▸ What you will do
Give the entries again exactly, every one of them.

▸ Provided records
· · · · · · ·

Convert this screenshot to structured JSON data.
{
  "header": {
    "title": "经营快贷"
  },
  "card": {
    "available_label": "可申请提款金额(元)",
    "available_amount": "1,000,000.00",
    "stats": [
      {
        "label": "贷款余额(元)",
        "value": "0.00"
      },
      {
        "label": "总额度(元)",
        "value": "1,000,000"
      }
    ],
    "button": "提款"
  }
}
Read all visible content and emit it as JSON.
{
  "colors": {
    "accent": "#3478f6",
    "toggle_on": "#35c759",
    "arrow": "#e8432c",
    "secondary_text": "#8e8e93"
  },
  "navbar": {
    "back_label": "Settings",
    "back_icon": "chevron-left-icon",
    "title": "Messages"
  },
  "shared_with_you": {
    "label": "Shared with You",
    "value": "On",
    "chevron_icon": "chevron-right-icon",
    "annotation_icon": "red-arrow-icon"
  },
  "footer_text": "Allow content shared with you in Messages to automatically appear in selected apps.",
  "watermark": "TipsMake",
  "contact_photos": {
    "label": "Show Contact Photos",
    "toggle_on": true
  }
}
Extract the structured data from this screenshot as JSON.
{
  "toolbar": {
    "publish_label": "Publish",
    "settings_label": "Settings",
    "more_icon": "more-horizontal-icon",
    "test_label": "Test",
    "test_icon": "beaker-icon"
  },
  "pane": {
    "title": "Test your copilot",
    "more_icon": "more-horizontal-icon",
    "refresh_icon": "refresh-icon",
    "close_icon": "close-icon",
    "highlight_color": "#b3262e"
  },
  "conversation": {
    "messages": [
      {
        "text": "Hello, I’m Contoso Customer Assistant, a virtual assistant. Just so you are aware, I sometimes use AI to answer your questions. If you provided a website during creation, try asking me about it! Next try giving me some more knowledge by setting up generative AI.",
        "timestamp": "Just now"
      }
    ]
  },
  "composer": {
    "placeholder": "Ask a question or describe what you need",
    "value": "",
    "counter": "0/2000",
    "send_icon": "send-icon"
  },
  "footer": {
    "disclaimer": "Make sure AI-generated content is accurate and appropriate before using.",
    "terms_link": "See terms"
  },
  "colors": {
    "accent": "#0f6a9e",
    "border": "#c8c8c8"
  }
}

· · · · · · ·

▸ Solved problem
Convert this screenshot to structured JSON data.
{
  "header": {
    "title": "经营快贷"
  },
  "card": {
    "available_label": "可申请提款金额(元)",
    "available_amount": "1,000,000.00",
    "stats": [
      {
        "label": "贷款余额(元)",
        "value": "0.00"
      },
      {
        "label": "总额度(元)",
        "value": "1,000,000"
      }
    ],
    "button": "提款"
  }
}
Read all visible content and emit it as JSON.
{
  "colors": {
    "accent": "#3478f6",
    "toggle_on": "#35c759",
    "arrow": "#e8432c",
    "secondary_text": "#8e8e93"
  },
  "navbar": {
    "back_label": "Settings",
    "back_icon": "chevron-left-icon",
    "title": "Messages"
  },
  "shared_with_you": {
    "label": "Shared with You",
    "value": "On",
    "chevron_icon": "chevron-right-icon",
    "annotation_icon": "red-arrow-icon"
  },
  "footer_text": "Allow content shared with you in Messages to automatically appear in selected apps.",
  "watermark": "TipsMake",
  "contact_photos": {
    "label": "Show Contact Photos",
    "toggle_on": true
  }
}
Extract the structured data from this screenshot as JSON.
{
  "toolbar": {
    "publish_label": "Publish",
    "settings_label": "Settings",
    "more_icon": "more-horizontal-icon",
    "test_label": "Test",
    "test_icon": "beaker-icon"
  },
  "pane": {
    "title": "Test your copilot",
    "more_icon": "more-horizontal-icon",
    "refresh_icon": "refresh-icon",
    "close_icon": "close-icon",
    "highlight_color": "#b3262e"
  },
  "conversation": {
    "messages": [
      {
        "text": "Hello, I’m Contoso Customer Assistant, a virtual assistant. Just so you are aware, I sometimes use AI to answer your questions. If you provided a website during creation, try asking me about it! Next try giving me some more knowledge by setting up generative AI.",
        "timestamp": "Just now"
      }
    ]
  },
  "composer": {
    "placeholder": "Ask a question or describe what you need",
    "value": "",
    "counter": "0/2000",
    "send_icon": "send-icon"
  },
  "footer": {
    "disclaimer": "Make sure AI-generated content is accurate and appropriate before using.",
    "terms_link": "See terms"
  },
  "colors": {
    "accent": "#0f6a9e",
    "border": "#c8c8c8"
  }
}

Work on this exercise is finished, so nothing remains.